It's impossible to think about my latest travel adventure without recalling my guide, H. I am incredibly grateful for everything he did to ensure that I had the best trip possible- especially kinda sorta pushing me to reschedule the Sandwich Harbor tour when I was stubbornly trying to run away from it. This was one of the most relaxing trips I have ever taken because I did not have to concern myself with any mundane details like transportation or food. But I am not sure if I can ever take a solo guided tour again, anywhere, at least not any time in the near future because I feel like I'd constantly be comparing any other guide to H and it would be ridiculously hard for anyone to measure up to those memories. I had mentioned to H possibly taking another tour with him- either to more remote parts of Namibia or to Botswana/ Victoria Falls, so maybe that's a possibility.
I find myself missing H, which is not a surprise... considering I told him twice that I would. But it's not in a weepy, clingy, "OMG my life is awful because he's not here and I desperately want to hear from him" way. Mostly, I find myself content to smile at little things I remember and at all the laughs we shared. Sometimes I wonder what he is doing half a world away... as in what cool place is he currently taking people. I felt a special connection with him beyond what I would have expected, but maybe that's just me being stupid. It probably sounds super corny but it just makes me happy that he is in the world, and that I was fortunate enough to cross his path... at least for 11 days of my life.

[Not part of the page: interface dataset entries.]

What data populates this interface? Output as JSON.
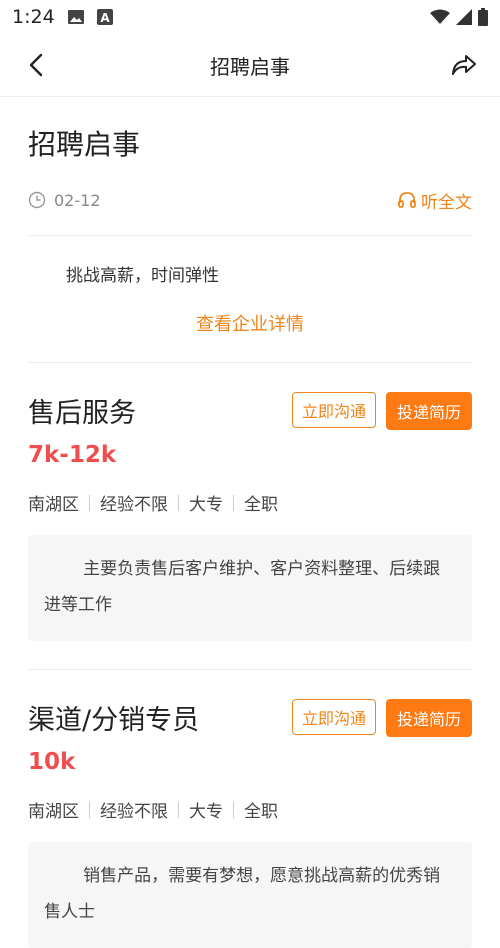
{
  "status_bar": {
    "time": "1:24",
    "icons": [
      "image-icon",
      "font-a-icon",
      "wifi-icon",
      "signal-icon",
      "battery-icon"
    ],
    "badge": "A"
  },
  "nav": {
    "title": "招聘启事",
    "back_icon": "chevron-left-icon",
    "share_icon": "share-icon"
  },
  "article": {
    "title": "招聘启事",
    "date": "02-12",
    "listen_label": "听全文",
    "intro": "挑战高薪，时间弹性",
    "company_link": "查看企业详情"
  },
  "jobs": [
    {
      "title": "售后服务",
      "salary": "7k-12k",
      "tags": [
        "南湖区",
        "经验不限",
        "大专",
        "全职"
      ],
      "chat_label": "立即沟通",
      "apply_label": "投递简历",
      "description": "主要负责售后客户维护、客户资料整理、后续跟进等工作"
    },
    {
      "title": "渠道/分销专员",
      "salary": "10k",
      "tags": [
        "南湖区",
        "经验不限",
        "大专",
        "全职"
      ],
      "chat_label": "立即沟通",
      "apply_label": "投递简历",
      "description": "销售产品，需要有梦想，愿意挑战高薪的优秀销售人士"
    }
  ],
  "colors": {
    "accent": "#f08519",
    "accent_fill": "#ff7a12",
    "salary": "#f04e4e",
    "desc_bg": "#f6f6f6"
  }
}
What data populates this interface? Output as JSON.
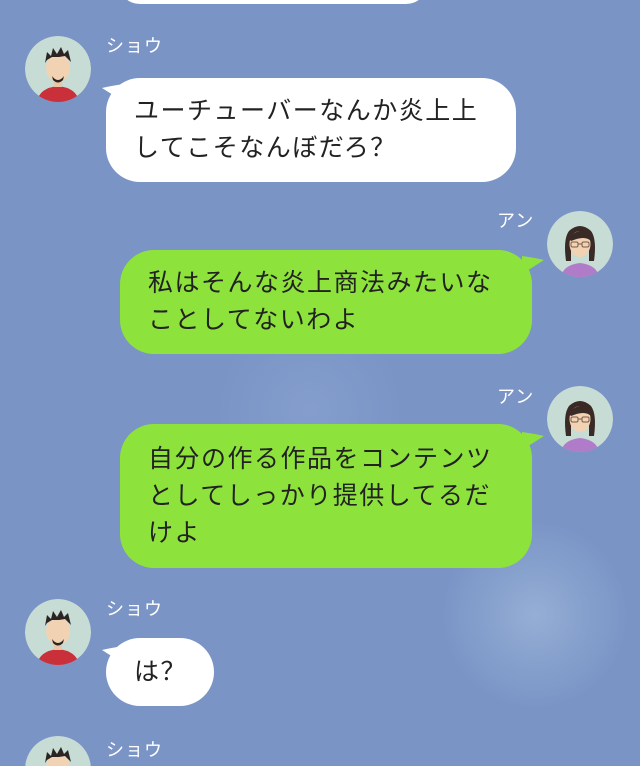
{
  "chat": {
    "messages": [
      {
        "sender": "ショウ",
        "side": "left",
        "text": "ユーチューバーなんか炎上上\nしてこそなんぼだろ？"
      },
      {
        "sender": "アン",
        "side": "right",
        "text": "私はそんな炎上商法みたいな\nことしてないわよ"
      },
      {
        "sender": "アン",
        "side": "right",
        "text": "自分の作る作品をコンテンツ\nとしてしっかり提供してるだ\nけよ"
      },
      {
        "sender": "ショウ",
        "side": "left",
        "text": "は？"
      },
      {
        "sender": "ショウ",
        "side": "left",
        "text": ""
      }
    ]
  },
  "colors": {
    "background": "#7a94c6",
    "incoming_bubble": "#ffffff",
    "outgoing_bubble": "#8ee23c",
    "sender_name": "#ffffff"
  },
  "icons": {
    "sho_avatar": "man-avatar-icon",
    "an_avatar": "woman-avatar-icon"
  }
}
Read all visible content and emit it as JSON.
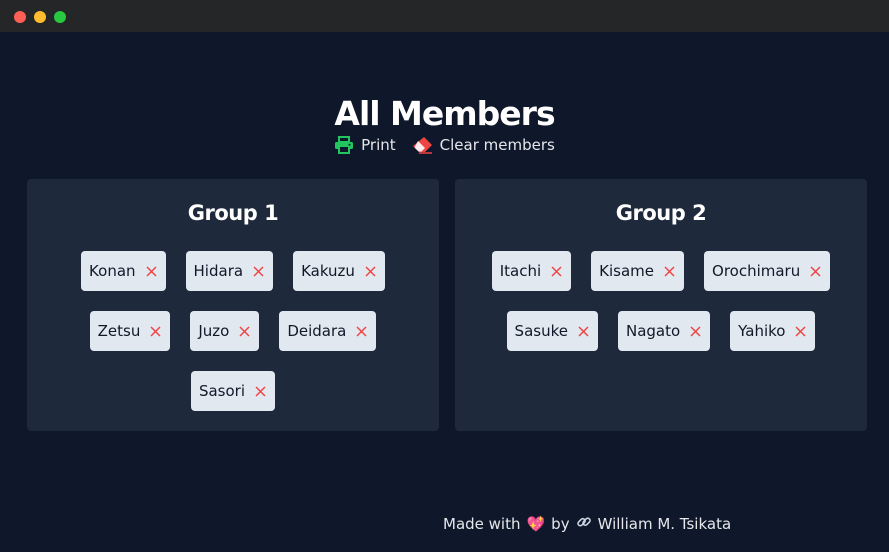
{
  "window": {
    "controls": [
      "close",
      "minimize",
      "zoom"
    ]
  },
  "header": {
    "title": "All Members",
    "print_label": "Print",
    "clear_label": "Clear members",
    "print_icon": "printer-icon",
    "clear_icon": "eraser-icon",
    "print_color": "#22c55e",
    "clear_color": "#ef4444"
  },
  "groups": [
    {
      "title": "Group 1",
      "members": [
        "Konan",
        "Hidara",
        "Kakuzu",
        "Zetsu",
        "Juzo",
        "Deidara",
        "Sasori"
      ]
    },
    {
      "title": "Group 2",
      "members": [
        "Itachi",
        "Kisame",
        "Orochimaru",
        "Sasuke",
        "Nagato",
        "Yahiko"
      ]
    }
  ],
  "chip": {
    "remove_icon": "close-icon",
    "remove_color": "#ef4444"
  },
  "footer": {
    "made_with": "Made with",
    "heart": "💖",
    "by": "by",
    "link_icon": "link-icon",
    "author": "William M. Tsikata"
  }
}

When we exchanged goodbyes at Windhoek airport, I truly never expected to hear from H again. I was sure that was it. But in the process of writing this blog, I felt compelled to message him a couple of times to express my gratitude. I didn't want anything in return, and was pleasantly shocked when he responded with some kind words. So maybe we'll stay in touch, I don't know; honestly, I can't fret too much about it because it's not entirely up to me. The only thing I am sure of is that I think of him often (as I predicted), and I hope with all my heart that he is having amazing experiences with the lucky tourists on whatever adventures he is currently leading...and that everything in his life will work out according to his hopes and dreams. Every now and then, I pick up the jewel of a wooden keychain he gave me on the last day and cradle it gently in my hand; in those moments, it really doesn't matter if I ever hear from him again. I am simply grateful for the joy he inspired in me, and for the fabulous time I spent in the gorgeous country of Namibia.